Amid mounting pressure on global fish stocks and clear evidence of overfishing, restaurants and other businesses in the foodservice industry that buy seafood must take it upon themselves to be more responsible about where they source their seafood.
Pacific bluefin tuna is arguably the poster child of overfishing. In 2013, indiscriminate fishing caused Pacific bluefin tuna numbers to plummet by 96%. Six years later, a giant specimen weighing 612 pounds sold at a New-Year auction in Tokyo for a record $3.1 million (333.6 million yen), reflecting both its rarity and high demand.
The bluefin tuna situation offers a glimpse of what might happen if both consumers and sellers of seafood products ignore the importance of buying sustainably sourced seafood. As one species’ population declines, fishermen will inevitably move to other fish species — a trend known as “serial overfishing.”
If you’re a restaurant owner or manager, here are three suggestions to get started.
If you’re looking to integrate sustainable seafood products into your menu, consider using sustainable seafood guides like the Monterey Bay Aquarium’s Seafood Watch and the Marine Conservation Society’s Good Fish Guide. These resources are updated regularly to reflect the latest information on seafood populations and fishing methods
Let customers know that you’re taking or have already taken steps to procure and serve sustainably sourced seafood. Start by training your staff so they learn about your sustainable seafood products, which they can highlight to your customers. Let guests know that their choice to eat sustainable food has a positive impact on the environment.

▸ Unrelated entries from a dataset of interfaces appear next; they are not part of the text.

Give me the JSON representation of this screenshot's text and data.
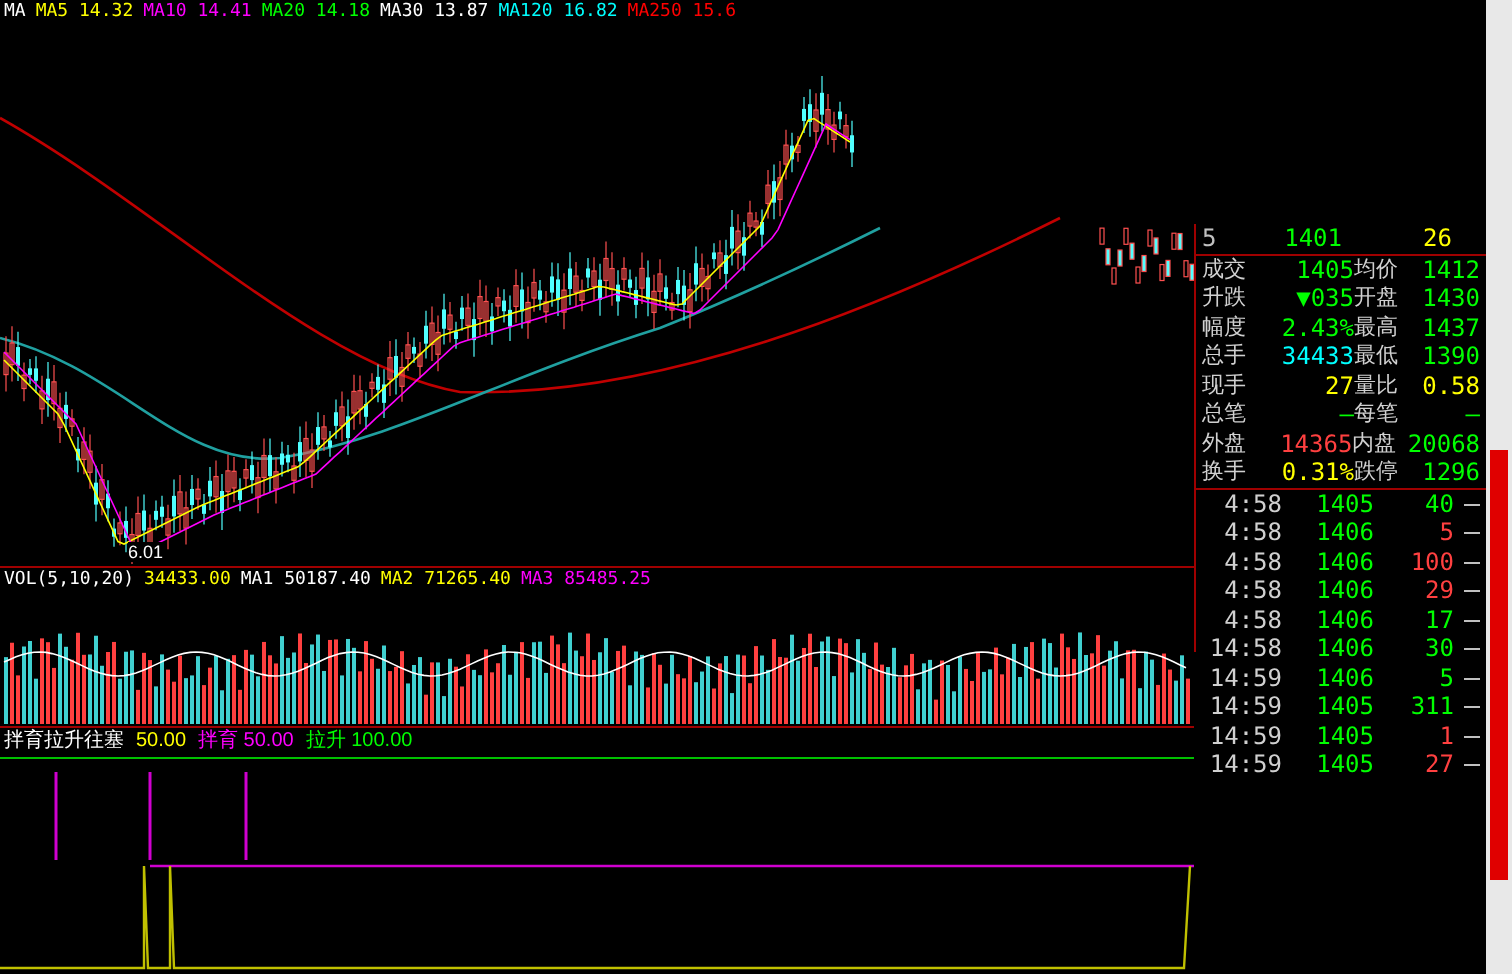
{
  "ma_legend": [
    {
      "label": "MA",
      "color": "#ffffff"
    },
    {
      "label": "MA5 14.32",
      "color": "#ffff00"
    },
    {
      "label": "MA10 14.41",
      "color": "#ff00ff"
    },
    {
      "label": "MA20 14.18",
      "color": "#00ff00"
    },
    {
      "label": "MA30 13.87",
      "color": "#ffffff"
    },
    {
      "label": "MA120 16.82",
      "color": "#00ffff"
    },
    {
      "label": "MA250 15.6",
      "color": "#ff0000"
    }
  ],
  "low_label": "6.01",
  "vol_legend": [
    {
      "label": "VOL(5,10,20)",
      "color": "#ffffff"
    },
    {
      "label": "34433.00",
      "color": "#ffff00"
    },
    {
      "label": "MA1 50187.40",
      "color": "#ffffff"
    },
    {
      "label": "MA2 71265.40",
      "color": "#ffff00"
    },
    {
      "label": "MA3 85485.25",
      "color": "#ff00ff"
    }
  ],
  "indicator_legend": [
    {
      "label": "拌育拉升往塞",
      "color": "#ffffff"
    },
    {
      "label": "50.00",
      "color": "#ffff00"
    },
    {
      "label": "拌育 50.00",
      "color": "#ff00ff"
    },
    {
      "label": "拉升 100.00",
      "color": "#00ff00"
    }
  ],
  "order_row": {
    "level": "5",
    "price": "1401",
    "volume": "26"
  },
  "quote_rows": [
    {
      "cells": [
        {
          "label": "成交",
          "value": "1405",
          "color": "#00ff00"
        },
        {
          "label": "均价",
          "value": "1412",
          "color": "#00ff00"
        }
      ]
    },
    {
      "cells": [
        {
          "label": "升跌",
          "value": "▼035",
          "color": "#00ff00"
        },
        {
          "label": "开盘",
          "value": "1430",
          "color": "#00ff00"
        }
      ]
    },
    {
      "cells": [
        {
          "label": "幅度",
          "value": "2.43%",
          "color": "#00ff00"
        },
        {
          "label": "最高",
          "value": "1437",
          "color": "#00ff00"
        }
      ]
    },
    {
      "cells": [
        {
          "label": "总手",
          "value": "34433",
          "color": "#00ffff"
        },
        {
          "label": "最低",
          "value": "1390",
          "color": "#00ff00"
        }
      ]
    },
    {
      "cells": [
        {
          "label": "现手",
          "value": "27",
          "color": "#ffff00"
        },
        {
          "label": "量比",
          "value": "0.58",
          "color": "#ffff00"
        }
      ]
    },
    {
      "cells": [
        {
          "label": "总笔",
          "value": "—",
          "color": "#00ff00"
        },
        {
          "label": "每笔",
          "value": "—",
          "color": "#00ff00"
        }
      ]
    },
    {
      "cells": [
        {
          "label": "外盘",
          "value": "14365",
          "color": "#ff4040"
        },
        {
          "label": "内盘",
          "value": "20068",
          "color": "#00ff00"
        }
      ]
    },
    {
      "cells": [
        {
          "label": "换手",
          "value": "0.31%",
          "color": "#ffff00"
        },
        {
          "label": "跌停",
          "value": "1296",
          "color": "#00ff00"
        }
      ]
    }
  ],
  "ticks": [
    {
      "time": "4:58",
      "price": "1405",
      "volume": "40",
      "color": "#00ff00"
    },
    {
      "time": "4:58",
      "price": "1406",
      "volume": "5",
      "color": "#ff4040"
    },
    {
      "time": "4:58",
      "price": "1406",
      "volume": "100",
      "color": "#ff4040"
    },
    {
      "time": "4:58",
      "price": "1406",
      "volume": "29",
      "color": "#ff4040"
    },
    {
      "time": "4:58",
      "price": "1406",
      "volume": "17",
      "color": "#00ff00"
    },
    {
      "time": "14:58",
      "price": "1406",
      "volume": "30",
      "color": "#00ff00"
    },
    {
      "time": "14:59",
      "price": "1406",
      "volume": "5",
      "color": "#00ff00"
    },
    {
      "time": "14:59",
      "price": "1405",
      "volume": "311",
      "color": "#00ff00"
    },
    {
      "time": "14:59",
      "price": "1405",
      "volume": "1",
      "color": "#ff4040"
    },
    {
      "time": "14:59",
      "price": "1405",
      "volume": "27",
      "color": "#ff4040"
    }
  ]
}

When sourcing fresh or frozen seafood, look for suppliers that are committed to providing products that have been sustainably sourced. Sustainable seafood certifications are an excellent guide to help identify suppliers that offer sustainable seafood. For example, the Marine Stewardship Council (MSC) and the Aquaculture Stewardship Council (ASC) certify wild-caught and farmed seafood come from well-managed fisheries and farms that use sustainable methods of catching or harvesting seafood.